Work required:
Set down the data that follows again, exactly as written.

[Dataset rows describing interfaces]
^^^^^^^^

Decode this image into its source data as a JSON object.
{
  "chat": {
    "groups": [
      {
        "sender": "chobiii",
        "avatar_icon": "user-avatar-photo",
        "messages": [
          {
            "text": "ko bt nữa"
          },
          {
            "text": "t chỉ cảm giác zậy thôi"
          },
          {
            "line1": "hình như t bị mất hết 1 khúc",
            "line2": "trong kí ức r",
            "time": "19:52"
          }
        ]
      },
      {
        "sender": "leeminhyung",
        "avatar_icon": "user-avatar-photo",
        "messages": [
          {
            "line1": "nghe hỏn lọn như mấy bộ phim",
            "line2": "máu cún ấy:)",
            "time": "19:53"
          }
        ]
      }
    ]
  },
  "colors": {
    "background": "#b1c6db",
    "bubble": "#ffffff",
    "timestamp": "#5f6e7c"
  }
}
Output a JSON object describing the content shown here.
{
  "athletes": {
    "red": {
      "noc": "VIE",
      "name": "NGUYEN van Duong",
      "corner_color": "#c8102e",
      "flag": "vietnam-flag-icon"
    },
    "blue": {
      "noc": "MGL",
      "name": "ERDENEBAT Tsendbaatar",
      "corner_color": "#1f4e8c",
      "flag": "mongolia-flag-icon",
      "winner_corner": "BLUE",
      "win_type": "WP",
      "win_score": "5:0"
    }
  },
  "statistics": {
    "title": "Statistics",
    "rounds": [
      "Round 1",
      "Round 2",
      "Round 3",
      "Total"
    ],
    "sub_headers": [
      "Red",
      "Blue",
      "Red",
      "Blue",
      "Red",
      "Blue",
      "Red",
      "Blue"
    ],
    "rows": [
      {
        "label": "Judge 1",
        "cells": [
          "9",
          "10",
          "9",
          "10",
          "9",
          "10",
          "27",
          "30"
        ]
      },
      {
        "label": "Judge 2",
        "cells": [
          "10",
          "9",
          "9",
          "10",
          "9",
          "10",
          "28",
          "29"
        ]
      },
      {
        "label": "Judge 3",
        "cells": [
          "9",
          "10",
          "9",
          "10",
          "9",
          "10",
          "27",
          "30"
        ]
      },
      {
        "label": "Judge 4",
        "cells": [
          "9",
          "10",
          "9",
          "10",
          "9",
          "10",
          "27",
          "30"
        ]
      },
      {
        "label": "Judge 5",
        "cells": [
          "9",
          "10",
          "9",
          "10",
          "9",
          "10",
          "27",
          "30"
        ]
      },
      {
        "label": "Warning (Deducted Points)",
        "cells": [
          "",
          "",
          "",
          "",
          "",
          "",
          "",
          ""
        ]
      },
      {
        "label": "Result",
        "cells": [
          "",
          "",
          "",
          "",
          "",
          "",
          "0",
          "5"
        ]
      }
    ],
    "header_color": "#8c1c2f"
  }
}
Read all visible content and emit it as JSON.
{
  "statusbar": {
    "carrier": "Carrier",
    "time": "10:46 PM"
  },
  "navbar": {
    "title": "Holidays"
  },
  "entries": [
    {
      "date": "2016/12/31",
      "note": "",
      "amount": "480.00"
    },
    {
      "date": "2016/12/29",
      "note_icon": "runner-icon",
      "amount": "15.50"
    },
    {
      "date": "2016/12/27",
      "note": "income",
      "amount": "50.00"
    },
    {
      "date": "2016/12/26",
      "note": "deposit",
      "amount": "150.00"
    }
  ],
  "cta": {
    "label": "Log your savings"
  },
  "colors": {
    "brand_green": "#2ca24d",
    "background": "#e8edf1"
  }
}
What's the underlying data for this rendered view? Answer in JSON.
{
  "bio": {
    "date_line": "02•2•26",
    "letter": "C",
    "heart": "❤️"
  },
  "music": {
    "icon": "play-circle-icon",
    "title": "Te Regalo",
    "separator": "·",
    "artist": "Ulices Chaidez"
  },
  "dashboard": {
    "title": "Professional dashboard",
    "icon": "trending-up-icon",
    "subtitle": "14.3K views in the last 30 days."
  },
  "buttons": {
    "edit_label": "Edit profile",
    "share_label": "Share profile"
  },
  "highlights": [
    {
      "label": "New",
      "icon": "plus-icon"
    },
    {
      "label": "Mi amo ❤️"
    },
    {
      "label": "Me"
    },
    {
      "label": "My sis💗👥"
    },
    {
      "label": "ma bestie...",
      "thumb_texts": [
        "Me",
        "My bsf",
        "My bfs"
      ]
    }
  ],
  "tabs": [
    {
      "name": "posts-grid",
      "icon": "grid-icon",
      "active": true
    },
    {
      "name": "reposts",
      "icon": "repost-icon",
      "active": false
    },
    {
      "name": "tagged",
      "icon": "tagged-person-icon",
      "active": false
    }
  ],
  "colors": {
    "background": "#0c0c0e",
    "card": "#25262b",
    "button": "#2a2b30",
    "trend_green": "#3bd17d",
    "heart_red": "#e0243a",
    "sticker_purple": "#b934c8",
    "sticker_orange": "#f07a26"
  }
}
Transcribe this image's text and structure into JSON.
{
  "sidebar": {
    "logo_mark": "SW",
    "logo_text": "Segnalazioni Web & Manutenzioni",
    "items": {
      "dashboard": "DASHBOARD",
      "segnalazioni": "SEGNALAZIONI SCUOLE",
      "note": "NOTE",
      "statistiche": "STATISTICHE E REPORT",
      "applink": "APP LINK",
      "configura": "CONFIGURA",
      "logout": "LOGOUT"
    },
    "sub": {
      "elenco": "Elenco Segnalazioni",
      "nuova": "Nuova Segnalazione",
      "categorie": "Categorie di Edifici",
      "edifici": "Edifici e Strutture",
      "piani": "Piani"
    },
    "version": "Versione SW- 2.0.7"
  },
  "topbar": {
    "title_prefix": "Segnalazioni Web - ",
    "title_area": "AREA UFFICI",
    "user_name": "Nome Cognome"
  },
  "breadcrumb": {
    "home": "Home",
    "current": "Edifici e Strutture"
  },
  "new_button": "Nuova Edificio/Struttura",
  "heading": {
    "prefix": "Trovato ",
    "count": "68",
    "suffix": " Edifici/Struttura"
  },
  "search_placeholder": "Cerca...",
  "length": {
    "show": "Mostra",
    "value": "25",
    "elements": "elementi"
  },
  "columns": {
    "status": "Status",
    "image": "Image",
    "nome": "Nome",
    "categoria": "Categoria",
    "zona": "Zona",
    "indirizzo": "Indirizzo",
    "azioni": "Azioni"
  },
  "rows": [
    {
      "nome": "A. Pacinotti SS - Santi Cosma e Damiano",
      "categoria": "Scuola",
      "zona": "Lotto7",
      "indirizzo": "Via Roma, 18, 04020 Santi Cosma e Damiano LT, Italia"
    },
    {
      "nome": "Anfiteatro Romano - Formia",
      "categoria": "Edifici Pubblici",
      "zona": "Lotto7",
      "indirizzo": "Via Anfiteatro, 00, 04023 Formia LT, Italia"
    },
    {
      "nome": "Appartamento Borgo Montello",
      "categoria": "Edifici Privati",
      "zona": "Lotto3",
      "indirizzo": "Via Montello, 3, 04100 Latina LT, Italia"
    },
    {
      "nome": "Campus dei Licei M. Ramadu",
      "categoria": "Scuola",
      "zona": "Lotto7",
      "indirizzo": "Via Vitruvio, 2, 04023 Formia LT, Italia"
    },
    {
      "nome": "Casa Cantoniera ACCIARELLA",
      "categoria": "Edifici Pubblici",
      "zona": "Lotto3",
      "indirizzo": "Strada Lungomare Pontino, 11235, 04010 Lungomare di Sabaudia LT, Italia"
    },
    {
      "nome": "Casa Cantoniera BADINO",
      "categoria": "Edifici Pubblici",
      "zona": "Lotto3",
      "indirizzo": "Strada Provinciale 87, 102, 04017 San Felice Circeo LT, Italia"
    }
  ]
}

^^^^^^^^

Response area:
Decode this image into its source data as a JSON object.
{
  "chat": {
    "groups": [
      {
        "sender": "chobiii",
        "avatar_icon": "user-avatar-photo",
        "messages": [
          {
            "text": "ko bt nữa"
          },
          {
            "text": "t chỉ cảm giác zậy thôi"
          },
          {
            "line1": "hình như t bị mất hết 1 khúc",
            "line2": "trong kí ức r",
            "time": "19:52"
          }
        ]
      },
      {
        "sender": "leeminhyung",
        "avatar_icon": "user-avatar-photo",
        "messages": [
          {
            "line1": "nghe hỏn lọn như mấy bộ phim",
            "line2": "máu cún ấy:)",
            "time": "19:53"
          }
        ]
      }
    ]
  },
  "colors": {
    "background": "#b1c6db",
    "bubble": "#ffffff",
    "timestamp": "#5f6e7c"
  }
}
Output a JSON object describing the content shown here.
{
  "athletes": {
    "red": {
      "noc": "VIE",
      "name": "NGUYEN van Duong",
      "corner_color": "#c8102e",
      "flag": "vietnam-flag-icon"
    },
    "blue": {
      "noc": "MGL",
      "name": "ERDENEBAT Tsendbaatar",
      "corner_color": "#1f4e8c",
      "flag": "mongolia-flag-icon",
      "winner_corner": "BLUE",
      "win_type": "WP",
      "win_score": "5:0"
    }
  },
  "statistics": {
    "title": "Statistics",
    "rounds": [
      "Round 1",
      "Round 2",
      "Round 3",
      "Total"
    ],
    "sub_headers": [
      "Red",
      "Blue",
      "Red",
      "Blue",
      "Red",
      "Blue",
      "Red",
      "Blue"
    ],
    "rows": [
      {
        "label": "Judge 1",
        "cells": [
          "9",
          "10",
          "9",
          "10",
          "9",
          "10",
          "27",
          "30"
        ]
      },
      {
        "label": "Judge 2",
        "cells": [
          "10",
          "9",
          "9",
          "10",
          "9",
          "10",
          "28",
          "29"
        ]
      },
      {
        "label": "Judge 3",
        "cells": [
          "9",
          "10",
          "9",
          "10",
          "9",
          "10",
          "27",
          "30"
        ]
      },
      {
        "label": "Judge 4",
        "cells": [
          "9",
          "10",
          "9",
          "10",
          "9",
          "10",
          "27",
          "30"
        ]
      },
      {
        "label": "Judge 5",
        "cells": [
          "9",
          "10",
          "9",
          "10",
          "9",
          "10",
          "27",
          "30"
        ]
      },
      {
        "label": "Warning (Deducted Points)",
        "cells": [
          "",
          "",
          "",
          "",
          "",
          "",
          "",
          ""
        ]
      },
      {
        "label": "Result",
        "cells": [
          "",
          "",
          "",
          "",
          "",
          "",
          "0",
          "5"
        ]
      }
    ],
    "header_color": "#8c1c2f"
  }
}
Read all visible content and emit it as JSON.
{
  "statusbar": {
    "carrier": "Carrier",
    "time": "10:46 PM"
  },
  "navbar": {
    "title": "Holidays"
  },
  "entries": [
    {
      "date": "2016/12/31",
      "note": "",
      "amount": "480.00"
    },
    {
      "date": "2016/12/29",
      "note_icon": "runner-icon",
      "amount": "15.50"
    },
    {
      "date": "2016/12/27",
      "note": "income",
      "amount": "50.00"
    },
    {
      "date": "2016/12/26",
      "note": "deposit",
      "amount": "150.00"
    }
  ],
  "cta": {
    "label": "Log your savings"
  },
  "colors": {
    "brand_green": "#2ca24d",
    "background": "#e8edf1"
  }
}
What's the underlying data for this rendered view? Answer in JSON.
{
  "bio": {
    "date_line": "02•2•26",
    "letter": "C",
    "heart": "❤️"
  },
  "music": {
    "icon": "play-circle-icon",
    "title": "Te Regalo",
    "separator": "·",
    "artist": "Ulices Chaidez"
  },
  "dashboard": {
    "title": "Professional dashboard",
    "icon": "trending-up-icon",
    "subtitle": "14.3K views in the last 30 days."
  },
  "buttons": {
    "edit_label": "Edit profile",
    "share_label": "Share profile"
  },
  "highlights": [
    {
      "label": "New",
      "icon": "plus-icon"
    },
    {
      "label": "Mi amo ❤️"
    },
    {
      "label": "Me"
    },
    {
      "label": "My sis💗👥"
    },
    {
      "label": "ma bestie...",
      "thumb_texts": [
        "Me",
        "My bsf",
        "My bfs"
      ]
    }
  ],
  "tabs": [
    {
      "name": "posts-grid",
      "icon": "grid-icon",
      "active": true
    },
    {
      "name": "reposts",
      "icon": "repost-icon",
      "active": false
    },
    {
      "name": "tagged",
      "icon": "tagged-person-icon",
      "active": false
    }
  ],
  "colors": {
    "background": "#0c0c0e",
    "card": "#25262b",
    "button": "#2a2b30",
    "trend_green": "#3bd17d",
    "heart_red": "#e0243a",
    "sticker_purple": "#b934c8",
    "sticker_orange": "#f07a26"
  }
}
Transcribe this image's text and structure into JSON.
{
  "sidebar": {
    "logo_mark": "SW",
    "logo_text": "Segnalazioni Web & Manutenzioni",
    "items": {
      "dashboard": "DASHBOARD",
      "segnalazioni": "SEGNALAZIONI SCUOLE",
      "note": "NOTE",
      "statistiche": "STATISTICHE E REPORT",
      "applink": "APP LINK",
      "configura": "CONFIGURA",
      "logout": "LOGOUT"
    },
    "sub": {
      "elenco": "Elenco Segnalazioni",
      "nuova": "Nuova Segnalazione",
      "categorie": "Categorie di Edifici",
      "edifici": "Edifici e Strutture",
      "piani": "Piani"
    },
    "version": "Versione SW- 2.0.7"
  },
  "topbar": {
    "title_prefix": "Segnalazioni Web - ",
    "title_area": "AREA UFFICI",
    "user_name": "Nome Cognome"
  },
  "breadcrumb": {
    "home": "Home",
    "current": "Edifici e Strutture"
  },
  "new_button": "Nuova Edificio/Struttura",
  "heading": {
    "prefix": "Trovato ",
    "count": "68",
    "suffix": " Edifici/Struttura"
  },
  "search_placeholder": "Cerca...",
  "length": {
    "show": "Mostra",
    "value": "25",
    "elements": "elementi"
  },
  "columns": {
    "status": "Status",
    "image": "Image",
    "nome": "Nome",
    "categoria": "Categoria",
    "zona": "Zona",
    "indirizzo": "Indirizzo",
    "azioni": "Azioni"
  },
  "rows": [
    {
      "nome": "A. Pacinotti SS - Santi Cosma e Damiano",
      "categoria": "Scuola",
      "zona": "Lotto7",
      "indirizzo": "Via Roma, 18, 04020 Santi Cosma e Damiano LT, Italia"
    },
    {
      "nome": "Anfiteatro Romano - Formia",
      "categoria": "Edifici Pubblici",
      "zona": "Lotto7",
      "indirizzo": "Via Anfiteatro, 00, 04023 Formia LT, Italia"
    },
    {
      "nome": "Appartamento Borgo Montello",
      "categoria": "Edifici Privati",
      "zona": "Lotto3",
      "indirizzo": "Via Montello, 3, 04100 Latina LT, Italia"
    },
    {
      "nome": "Campus dei Licei M. Ramadu",
      "categoria": "Scuola",
      "zona": "Lotto7",
      "indirizzo": "Via Vitruvio, 2, 04023 Formia LT, Italia"
    },
    {
      "nome": "Casa Cantoniera ACCIARELLA",
      "categoria": "Edifici Pubblici",
      "zona": "Lotto3",
      "indirizzo": "Strada Lungomare Pontino, 11235, 04010 Lungomare di Sabaudia LT, Italia"
    },
    {
      "nome": "Casa Cantoniera BADINO",
      "categoria": "Edifici Pubblici",
      "zona": "Lotto3",
      "indirizzo": "Strada Provinciale 87, 102, 04017 San Felice Circeo LT, Italia"
    }
  ]
}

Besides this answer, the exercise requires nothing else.